- Research Library
- Guild Publications
- Sponsored Library
- Online Events Archive
- Conference Archive
- DemoFest Archive
- Product Directory
- Supplier Directory
Tin Can: A New and Better Way to Track eLearning
Online Events Archive
Online Forums 2012 - October 12, 2012
Many organizations track learner progress and achievement with eLearning content — not just while the content is being consumed, but to be stored for each learner’s time of service at the organization. However, many online learners will use multiple learning systems at any given organization. How can you uniformly aggregate, compare, and describe learning-tracking data across these systems? The Advanced Distributed Learning (ADL) Initiative has been working on these types of problems for over a decade. ADL’s Sharable Content Object Reference Model (SCORM) was and still is a practical way to track eLearning in an interoperable manner, although it is now showing its age.

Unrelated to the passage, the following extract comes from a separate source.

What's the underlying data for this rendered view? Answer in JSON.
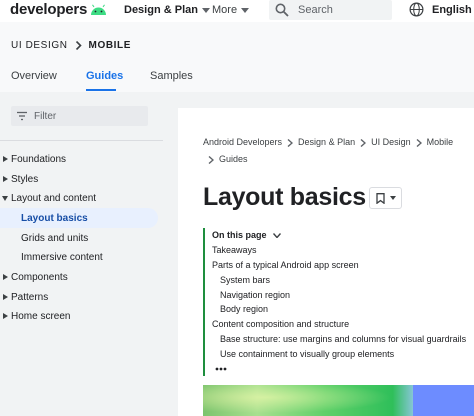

Participants in this session will explore SCORM’s successor, the Tin Can API, which offers a new means of tracking experiential learning that goes beyond just the “score, passed, and completed” notions of traditional eLearning to learning that happens anywhere and not necessarily just in front of a computer. The API can track mobile learning, game-based learning, and even learning that takes place in social networks. Tin Can is also much leaner than SCORM, and doesn’t carry some of the “big box Learning Management System” requirements typically seen for online learning.
In this session, you will learn:
- How eLearning standards can make tracked learning content interoperable
- What an activity stream is and how it can be used to track uniformly
- How you can use the Tin Can API to support informal learning
- How you can extend a Tin Can vocabulary without your tracking system “understanding” the data
You do not have access to the handouts. Please log in or join to download these files.
You do not have access to the recording. Please log in or join to download this file.
Back to Library
70,096Join The eLearning Guild